It’s a rainy Monday afternoon in Central London and most artists with only a handful of singles under their belt would struggle to muster a decent crowd for an under-publicised in-store appearance. However, today, the 14th May, the artist in question is Jessie J, a singular talent hyped to within an inch of her life by rabid A&R executives and already in the throes of superstardom thanks to high-profile gigs with Universal Music and The Voice. So by the time she takes the stage, introduced by former Spice Girl Mel C in what comes across as a pretty clear passing of the musical baton, the usually sterile shop floor is at fever pitch.
With just an acoustic guitar and some light percussion for backing, what comes across most is her voice, vaulting to impossible heights with consummate ease. The incessant trills and quirky stuttering can be a hindrance, like on the over-emotive Nobody’s Perfect, but it’s genuinely refreshing to have a pop star who can actually hold a tune. Stripped of its inane production and redundant B.o.B guest verse, even Price Tag comes across as bearable and even a little fun, despite its brutal overexposure in recent times – the crowd are quick to join in on the chorus and shout back the lyrics at the slightest prompt.
Throughout the short set, Jessie J’s genuine love of performing is almost palpable. Her personable, everywoman ramblings preceding each track, coupled with some unrestrained mugging at fans in the front row, give far more insight into her bubbly personality than any of the uninspired lyrical couplets which her detractors are quick to seize upon. The highlight of the afternoon comes when a fan asks for a personalised video on their phone – she not only acquiesces but ad-libs an entire song singing directly into the phone, before leading into triumphant closing number Domino.

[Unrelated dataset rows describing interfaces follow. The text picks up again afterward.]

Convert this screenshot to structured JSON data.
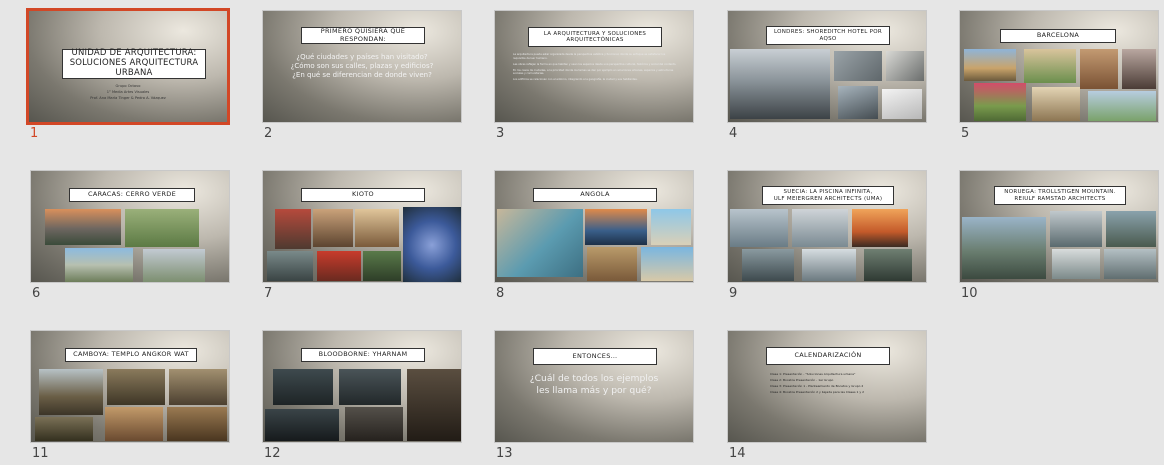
{
  "app": {
    "view": "slide-sorter"
  },
  "slides": [
    {
      "number": "1",
      "selected": true,
      "title": "UNIDAD DE ARQUITECTURA:\nSOLUCIONES ARQUITECTURA\nURBANA",
      "subtitle": "Grupo Octavo\n1° Media Artes Visuales\nProf. Ana María Tinger & Pedro A. Vázquez"
    },
    {
      "number": "2",
      "title": "PRIMERO QUISIERA QUE RESPONDAN:",
      "body": "¿Qué ciudades y países han visitado?\n¿Cómo son sus calles, plazas y edificios?\n¿En qué se diferencian de donde viven?"
    },
    {
      "number": "3",
      "title": "LA ARQUITECTURA Y SOLUCIONES\nARQUITECTÓNICAS",
      "bullets": [
        "La arquitectura puede estar organizada desde la perspectiva estética y funcional, donde su enfoque es satisfacer los requisitos del ser humano.",
        "Las obras reflejan la forma en que habitan y usan los espacios desde una perspectiva cultural, histórica y social del contexto.",
        "En los casos de ciudades, a la prioridad donde los temas se dan por ejemplo en soluciones urbanas, espacios y estructuras sociales y comunitarias.",
        "Los edificios se relacionan con el entorno, integrando a la geografía, la ciudad y sus habitantes."
      ]
    },
    {
      "number": "4",
      "title": "LONDRES: SHOREDITCH HOTEL POR\nAQSO"
    },
    {
      "number": "5",
      "title": "BARCELONA"
    },
    {
      "number": "6",
      "title": "CARACAS: CERRO VERDE"
    },
    {
      "number": "7",
      "title": "KIOTO"
    },
    {
      "number": "8",
      "title": "ANGOLA"
    },
    {
      "number": "9",
      "title": "SUECIA: LA PISCINA INFINITA,\nULF MEIERGREN ARCHITECTS (UMA)"
    },
    {
      "number": "10",
      "title": "NORUEGA: TROLLSTIGEN MOUNTAIN.\nREIULF RAMSTAD ARCHITECTS"
    },
    {
      "number": "11",
      "title": "CAMBOYA: TEMPLO ANGKOR WAT"
    },
    {
      "number": "12",
      "title": "BLOODBORNE: YHARNAM"
    },
    {
      "number": "13",
      "title": "ENTONCES…",
      "body": "¿Cuál de todos los ejemplos\nles llama más y por qué?"
    },
    {
      "number": "14",
      "title": "CALENDARIZACIÓN",
      "list": [
        "Clase 1: Presentación - \"Soluciones Arquitectura urbana\"",
        "Clase 2: Bocetos Presentación - 1er Grupo",
        "Clase 3: Presentación 1 - Planteamiento de Bocetos y Grupo 2",
        "Clase 4: Bocetos Presentación 2 y bajada para las Clases 1 y 2"
      ]
    }
  ],
  "colors": {
    "selection": "#d24726",
    "background": "#e6e6e6"
  }
}
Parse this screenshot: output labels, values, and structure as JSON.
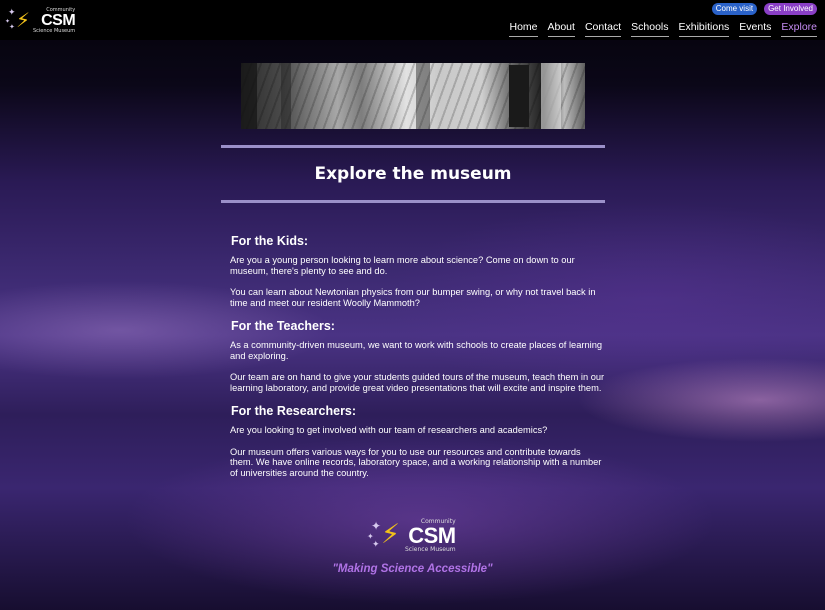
{
  "header": {
    "logo": {
      "community": "Community",
      "title": "CSM",
      "subtitle": "Science Museum",
      "icon": "bolt-stars-icon"
    },
    "actions": [
      {
        "label": "Come visit",
        "color": "#2a62c9"
      },
      {
        "label": "Get Involved",
        "color": "#8a3fc6"
      }
    ],
    "nav": [
      {
        "label": "Home"
      },
      {
        "label": "About"
      },
      {
        "label": "Contact"
      },
      {
        "label": "Schools"
      },
      {
        "label": "Exhibitions"
      },
      {
        "label": "Events"
      },
      {
        "label": "Explore",
        "active": true
      }
    ]
  },
  "main": {
    "title": "Explore the museum",
    "sections": [
      {
        "heading": "For the Kids:",
        "paragraphs": [
          "Are you a young person looking to learn more about science? Come on down to our museum, there's plenty to see and do.",
          "You can learn about Newtonian physics from our bumper swing, or why not travel back in time and meet our resident Woolly Mammoth?"
        ]
      },
      {
        "heading": "For the Teachers:",
        "paragraphs": [
          "As a community-driven museum, we want to work with schools to create places of learning and exploring.",
          "Our team are on hand to give your students guided tours of the museum, teach them in our learning laboratory, and provide great video presentations that will excite and inspire them."
        ]
      },
      {
        "heading": "For the Researchers:",
        "paragraphs": [
          "Are you looking to get involved with our team of researchers and academics?",
          "Our museum offers various ways for you to use our resources and contribute towards them. We have online records, laboratory space, and a working relationship with a number of universities around the country."
        ]
      }
    ]
  },
  "footer": {
    "logo": {
      "community": "Community",
      "title": "CSM",
      "subtitle": "Science Museum"
    },
    "tagline": "\"Making Science Accessible\""
  },
  "colors": {
    "accent_purple": "#c58cf2",
    "tagline_purple": "#b073e6",
    "divider": "#9b90c9",
    "bolt_yellow": "#f2c21a"
  }
}
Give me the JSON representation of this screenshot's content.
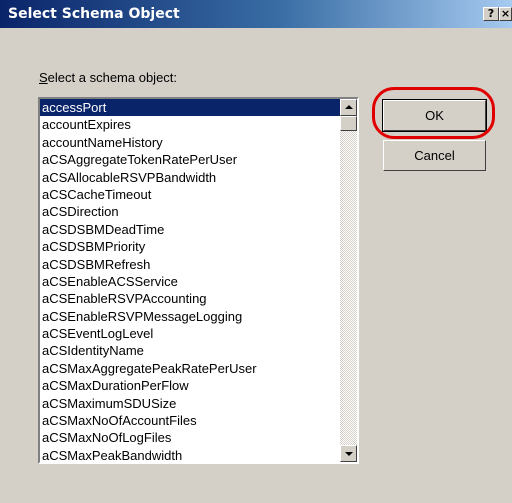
{
  "window": {
    "title": "Select Schema Object",
    "help_label": "?",
    "close_label": "×"
  },
  "prompt": {
    "accelerator": "S",
    "rest": "elect a schema object:"
  },
  "list": {
    "selected_index": 0,
    "items": [
      "accessPort",
      "accountExpires",
      "accountNameHistory",
      "aCSAggregateTokenRatePerUser",
      "aCSAllocableRSVPBandwidth",
      "aCSCacheTimeout",
      "aCSDirection",
      "aCSDSBMDeadTime",
      "aCSDSBMPriority",
      "aCSDSBMRefresh",
      "aCSEnableACSService",
      "aCSEnableRSVPAccounting",
      "aCSEnableRSVPMessageLogging",
      "aCSEventLogLevel",
      "aCSIdentityName",
      "aCSMaxAggregatePeakRatePerUser",
      "aCSMaxDurationPerFlow",
      "aCSMaximumSDUSize",
      "aCSMaxNoOfAccountFiles",
      "aCSMaxNoOfLogFiles",
      "aCSMaxPeakBandwidth"
    ]
  },
  "buttons": {
    "ok": "OK",
    "cancel": "Cancel"
  },
  "colors": {
    "selection": "#0a246a",
    "highlight_ring": "#e00000",
    "face": "#d4d0c8"
  }
}
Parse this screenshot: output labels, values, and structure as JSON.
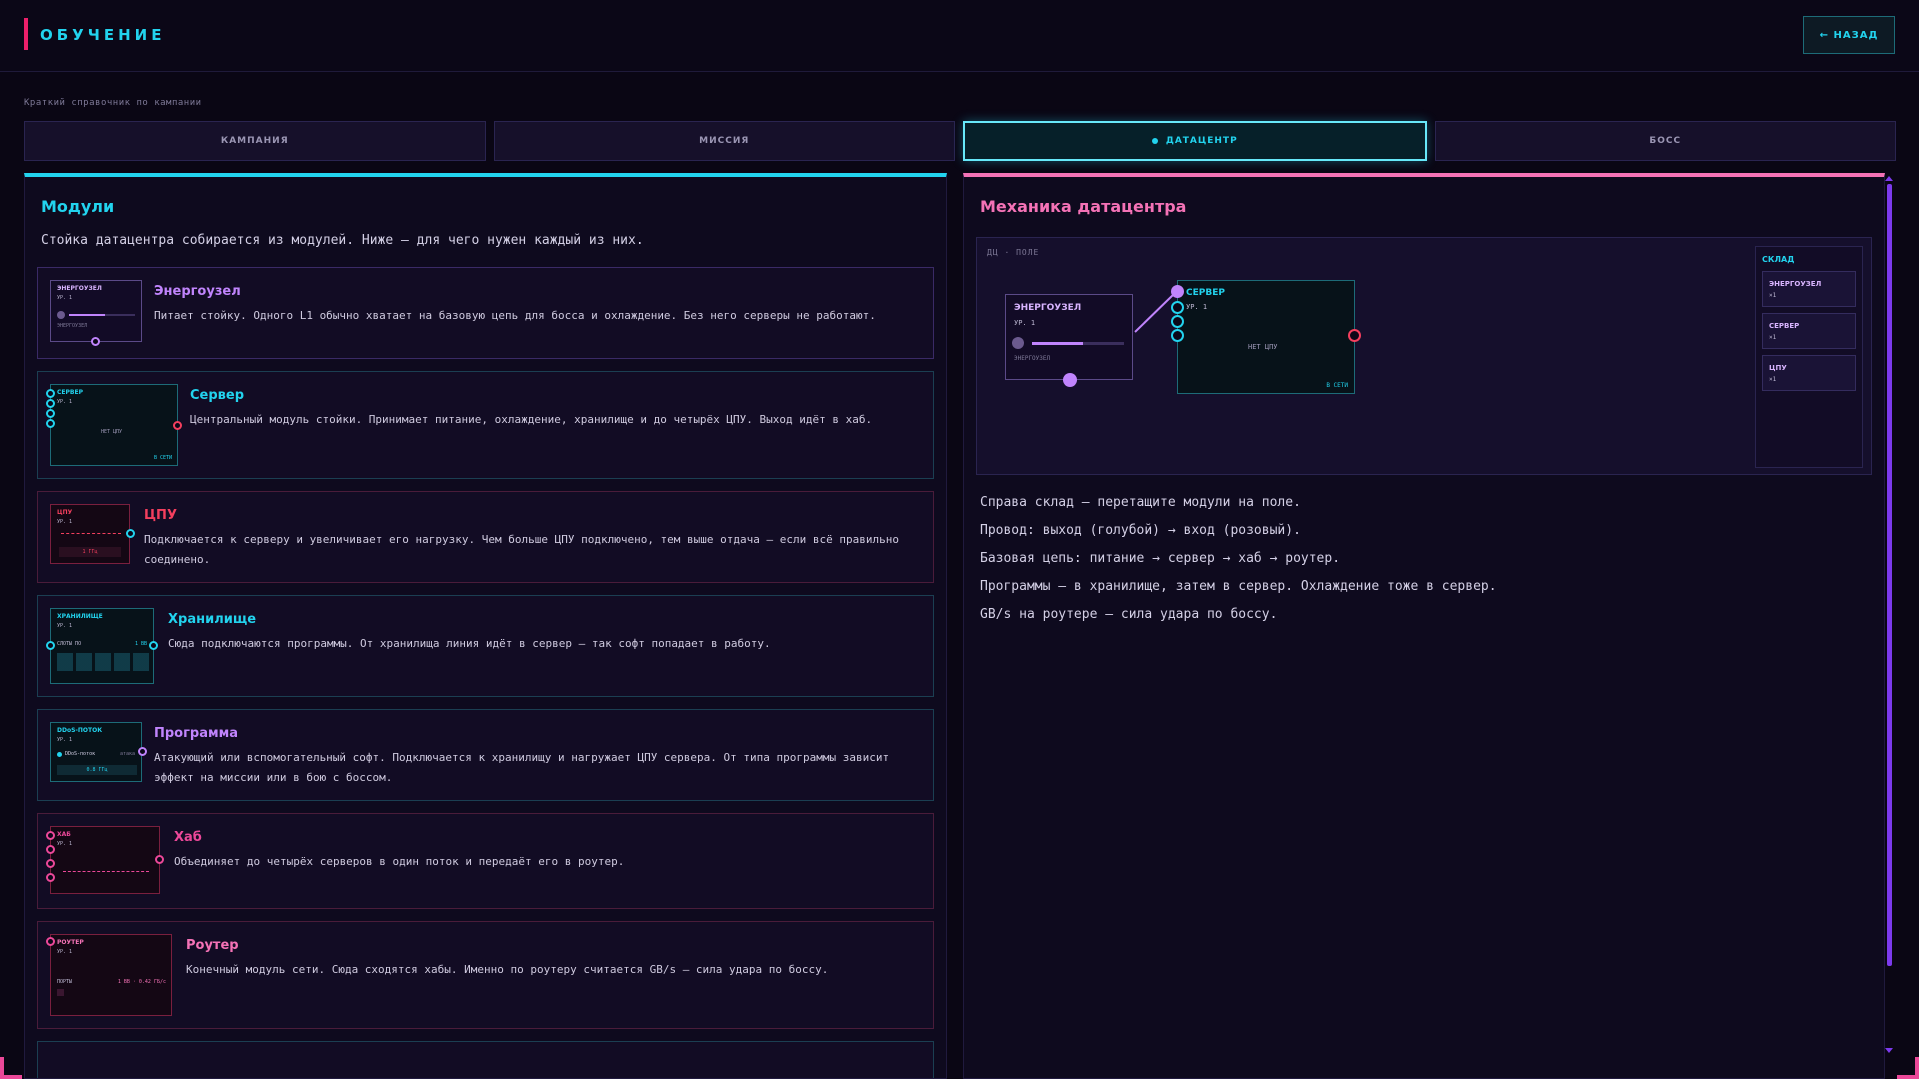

Funny, down-to-earth and baffled by her new-found fame, whilst embracing it whole-heartedly, it’s little wonder Jessie J has won over the British public in such a short time. Her songs still strike me as underwhelming pop-by-committee, but that just makes today’s gig all the more impressive. The event was staged to promote Music Is Great Britain, a new live music DVD, celebrating iconic live performances by British artists down the years to raise money for the charity Save The Children. It seems appropriate that the star attraction put on a great show, with such unremarkable source material – proving that in the right hands, all music sounds better live.
Photo: Katie Harris
Watch the video for Domino here: